courtyard. They were probably there to show off, but no purpose is
mentioned at all in the text. Cotton? As I recall, it says, "[there were]
white, green, and blue [hangings] held with cords of <butz> and purple, on
silver rods and marble columns". Well, I guess I can accept "cotton",
since the word for "white" is a particular kind of cloth, not a color. But
where are the various cords? Now here we have a problem, what do you do if
there really isn't a good word, like for purple? And green and blue are
both SuD. Rather than drive yourself nuts describing the pavement, just
leave it as "a floor of silver and gold etc"; that's all it really says.
>7. 'ej baS SuD Hivje'meyDaq tlhutlhlaHwi'mey lujablu'pu', 'ej Hivje'mey Hoch
> pimchuq; 'ej ta' Hiq law'bejqu' tu'lu'pu' -- 'e' ghajniS ta'.
tlhutlhlaHwI'mey? things that can drink? Tough problem, that one.
Word-order wrong in "HIvje'mey Hoch pImchuq"; should have the verb first.
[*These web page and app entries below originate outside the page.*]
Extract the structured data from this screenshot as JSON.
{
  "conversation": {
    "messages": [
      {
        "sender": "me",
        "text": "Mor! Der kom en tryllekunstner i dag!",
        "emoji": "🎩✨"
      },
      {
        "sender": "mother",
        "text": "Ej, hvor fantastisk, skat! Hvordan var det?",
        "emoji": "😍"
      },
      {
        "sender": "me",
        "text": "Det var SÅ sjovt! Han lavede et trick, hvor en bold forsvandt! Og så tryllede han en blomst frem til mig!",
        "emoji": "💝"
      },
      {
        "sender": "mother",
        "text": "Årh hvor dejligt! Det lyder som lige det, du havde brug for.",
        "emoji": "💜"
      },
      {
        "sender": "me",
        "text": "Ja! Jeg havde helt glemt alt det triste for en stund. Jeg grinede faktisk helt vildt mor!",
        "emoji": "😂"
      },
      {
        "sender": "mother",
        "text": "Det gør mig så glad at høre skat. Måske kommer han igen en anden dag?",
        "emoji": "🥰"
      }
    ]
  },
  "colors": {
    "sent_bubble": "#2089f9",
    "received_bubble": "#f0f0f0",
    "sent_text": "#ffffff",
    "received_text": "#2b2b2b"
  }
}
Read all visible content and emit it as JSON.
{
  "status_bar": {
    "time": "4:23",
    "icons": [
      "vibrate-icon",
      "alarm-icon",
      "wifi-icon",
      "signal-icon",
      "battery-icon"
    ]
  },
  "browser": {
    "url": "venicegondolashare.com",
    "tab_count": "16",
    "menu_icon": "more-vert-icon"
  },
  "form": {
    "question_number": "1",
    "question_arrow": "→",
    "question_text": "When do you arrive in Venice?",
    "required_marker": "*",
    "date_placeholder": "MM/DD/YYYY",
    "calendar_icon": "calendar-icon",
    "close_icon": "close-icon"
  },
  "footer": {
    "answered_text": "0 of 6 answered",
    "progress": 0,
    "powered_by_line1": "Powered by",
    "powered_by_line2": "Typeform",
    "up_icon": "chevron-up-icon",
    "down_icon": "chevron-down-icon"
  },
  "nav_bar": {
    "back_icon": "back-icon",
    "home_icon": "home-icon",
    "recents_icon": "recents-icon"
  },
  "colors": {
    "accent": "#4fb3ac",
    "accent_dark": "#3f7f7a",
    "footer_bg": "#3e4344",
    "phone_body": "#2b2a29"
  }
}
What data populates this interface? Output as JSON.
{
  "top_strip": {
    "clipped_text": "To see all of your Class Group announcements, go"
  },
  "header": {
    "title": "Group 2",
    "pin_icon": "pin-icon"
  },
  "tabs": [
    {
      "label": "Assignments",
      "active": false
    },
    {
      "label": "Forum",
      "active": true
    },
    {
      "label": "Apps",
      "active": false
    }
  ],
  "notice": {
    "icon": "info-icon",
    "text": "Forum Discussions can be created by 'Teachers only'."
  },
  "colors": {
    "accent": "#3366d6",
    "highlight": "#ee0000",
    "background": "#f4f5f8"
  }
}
Not sure what "ghajnIS ta'" is for, but it's probably a reasonable
>8. 'ach chut lobbe'pu' tlhutlhghach: ra'pu' pagh; tlhutlh luneHDi' mebpu' Hoch
> jab jabwi'pu' 'e' ghaH ra'pu' ta'.
>9. ta' *'aHaSweroS* ta' juHDaq be'pu'vaD yupma' chenmoHpu' be'ta' *vaStiy*
Maybe ta'be' for queen: king's wife. Likely sexist, but perhaps it's
correct in this case (though if I recall my midrash correctly it isn't: it
was Vashti who had the royal blood, being of the family of Nebuchadnezzar,
and Ahasuerus used to be a horse-washer. Note also that from Ahasueros'
point of view, Vashti is always called "Vashti the Queen", while from her
POV it's "Queen Vashti". But I digress.)
- Esther I 1-9
- From: email@example.com (Marnen Laibow-Koser)